- [YOUR OBJECTIVE]: Would you repeat all the lines below, exactly as they stand?
┏━━
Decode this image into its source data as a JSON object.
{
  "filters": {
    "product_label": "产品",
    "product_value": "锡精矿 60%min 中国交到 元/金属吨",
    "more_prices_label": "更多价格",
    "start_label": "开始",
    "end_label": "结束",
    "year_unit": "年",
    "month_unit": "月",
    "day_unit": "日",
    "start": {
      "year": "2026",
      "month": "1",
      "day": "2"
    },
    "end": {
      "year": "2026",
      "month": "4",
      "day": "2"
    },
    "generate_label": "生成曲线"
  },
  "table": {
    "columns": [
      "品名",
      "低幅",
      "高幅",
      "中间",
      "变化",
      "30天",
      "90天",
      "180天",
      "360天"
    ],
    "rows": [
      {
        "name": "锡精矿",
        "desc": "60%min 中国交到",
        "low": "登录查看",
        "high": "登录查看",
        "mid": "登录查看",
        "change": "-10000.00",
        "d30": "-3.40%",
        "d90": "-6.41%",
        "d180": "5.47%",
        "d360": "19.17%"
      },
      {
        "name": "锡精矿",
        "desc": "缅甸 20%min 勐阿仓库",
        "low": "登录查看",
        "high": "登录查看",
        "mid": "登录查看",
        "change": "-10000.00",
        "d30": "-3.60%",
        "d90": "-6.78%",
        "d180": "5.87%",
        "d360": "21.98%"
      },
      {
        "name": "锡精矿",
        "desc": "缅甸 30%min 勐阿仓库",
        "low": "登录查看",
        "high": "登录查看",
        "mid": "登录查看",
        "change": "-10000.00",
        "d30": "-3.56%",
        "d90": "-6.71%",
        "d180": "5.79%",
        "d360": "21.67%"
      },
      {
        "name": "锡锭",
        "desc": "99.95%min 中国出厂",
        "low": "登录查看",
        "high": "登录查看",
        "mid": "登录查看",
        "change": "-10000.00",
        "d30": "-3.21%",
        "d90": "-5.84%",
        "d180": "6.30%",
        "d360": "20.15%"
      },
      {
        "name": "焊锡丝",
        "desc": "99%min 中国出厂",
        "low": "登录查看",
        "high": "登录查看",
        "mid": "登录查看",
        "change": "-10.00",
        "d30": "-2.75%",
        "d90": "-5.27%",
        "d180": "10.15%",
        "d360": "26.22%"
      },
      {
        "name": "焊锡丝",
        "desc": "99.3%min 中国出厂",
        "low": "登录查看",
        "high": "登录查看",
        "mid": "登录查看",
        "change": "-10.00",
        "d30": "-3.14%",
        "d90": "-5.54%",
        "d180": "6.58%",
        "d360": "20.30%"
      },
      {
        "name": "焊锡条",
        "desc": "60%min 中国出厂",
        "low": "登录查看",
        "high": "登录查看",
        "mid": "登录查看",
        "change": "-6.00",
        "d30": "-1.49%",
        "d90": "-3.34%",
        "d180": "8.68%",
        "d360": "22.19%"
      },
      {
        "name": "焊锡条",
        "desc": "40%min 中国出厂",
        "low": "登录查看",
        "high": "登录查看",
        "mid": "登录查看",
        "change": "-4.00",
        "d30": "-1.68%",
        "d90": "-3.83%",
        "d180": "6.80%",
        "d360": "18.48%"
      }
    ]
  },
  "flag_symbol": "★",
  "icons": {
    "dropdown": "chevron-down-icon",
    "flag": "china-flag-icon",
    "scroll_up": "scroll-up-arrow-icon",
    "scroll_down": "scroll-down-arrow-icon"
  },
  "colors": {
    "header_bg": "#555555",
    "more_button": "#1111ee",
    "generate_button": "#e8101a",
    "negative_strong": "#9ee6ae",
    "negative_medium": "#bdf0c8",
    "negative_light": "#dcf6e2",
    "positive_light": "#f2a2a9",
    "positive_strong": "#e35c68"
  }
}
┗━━
- [ANSWER]:
Decode this image into its source data as a JSON object.
{
  "filters": {
    "product_label": "产品",
    "product_value": "锡精矿 60%min 中国交到 元/金属吨",
    "more_prices_label": "更多价格",
    "start_label": "开始",
    "end_label": "结束",
    "year_unit": "年",
    "month_unit": "月",
    "day_unit": "日",
    "start": {
      "year": "2026",
      "month": "1",
      "day": "2"
    },
    "end": {
      "year": "2026",
      "month": "4",
      "day": "2"
    },
    "generate_label": "生成曲线"
  },
  "table": {
    "columns": [
      "品名",
      "低幅",
      "高幅",
      "中间",
      "变化",
      "30天",
      "90天",
      "180天",
      "360天"
    ],
    "rows": [
      {
        "name": "锡精矿",
        "desc": "60%min 中国交到",
        "low": "登录查看",
        "high": "登录查看",
        "mid": "登录查看",
        "change": "-10000.00",
        "d30": "-3.40%",
        "d90": "-6.41%",
        "d180": "5.47%",
        "d360": "19.17%"
      },
      {
        "name": "锡精矿",
        "desc": "缅甸 20%min 勐阿仓库",
        "low": "登录查看",
        "high": "登录查看",
        "mid": "登录查看",
        "change": "-10000.00",
        "d30": "-3.60%",
        "d90": "-6.78%",
        "d180": "5.87%",
        "d360": "21.98%"
      },
      {
        "name": "锡精矿",
        "desc": "缅甸 30%min 勐阿仓库",
        "low": "登录查看",
        "high": "登录查看",
        "mid": "登录查看",
        "change": "-10000.00",
        "d30": "-3.56%",
        "d90": "-6.71%",
        "d180": "5.79%",
        "d360": "21.67%"
      },
      {
        "name": "锡锭",
        "desc": "99.95%min 中国出厂",
        "low": "登录查看",
        "high": "登录查看",
        "mid": "登录查看",
        "change": "-10000.00",
        "d30": "-3.21%",
        "d90": "-5.84%",
        "d180": "6.30%",
        "d360": "20.15%"
      },
      {
        "name": "焊锡丝",
        "desc": "99%min 中国出厂",
        "low": "登录查看",
        "high": "登录查看",
        "mid": "登录查看",
        "change": "-10.00",
        "d30": "-2.75%",
        "d90": "-5.27%",
        "d180": "10.15%",
        "d360": "26.22%"
      },
      {
        "name": "焊锡丝",
        "desc": "99.3%min 中国出厂",
        "low": "登录查看",
        "high": "登录查看",
        "mid": "登录查看",
        "change": "-10.00",
        "d30": "-3.14%",
        "d90": "-5.54%",
        "d180": "6.58%",
        "d360": "20.30%"
      },
      {
        "name": "焊锡条",
        "desc": "60%min 中国出厂",
        "low": "登录查看",
        "high": "登录查看",
        "mid": "登录查看",
        "change": "-6.00",
        "d30": "-1.49%",
        "d90": "-3.34%",
        "d180": "8.68%",
        "d360": "22.19%"
      },
      {
        "name": "焊锡条",
        "desc": "40%min 中国出厂",
        "low": "登录查看",
        "high": "登录查看",
        "mid": "登录查看",
        "change": "-4.00",
        "d30": "-1.68%",
        "d90": "-3.83%",
        "d180": "6.80%",
        "d360": "18.48%"
      }
    ]
  },
  "flag_symbol": "★",
  "icons": {
    "dropdown": "chevron-down-icon",
    "flag": "china-flag-icon",
    "scroll_up": "scroll-up-arrow-icon",
    "scroll_down": "scroll-down-arrow-icon"
  },
  "colors": {
    "header_bg": "#555555",
    "more_button": "#1111ee",
    "generate_button": "#e8101a",
    "negative_strong": "#9ee6ae",
    "negative_medium": "#bdf0c8",
    "negative_light": "#dcf6e2",
    "positive_light": "#f2a2a9",
    "positive_strong": "#e35c68"
  }
}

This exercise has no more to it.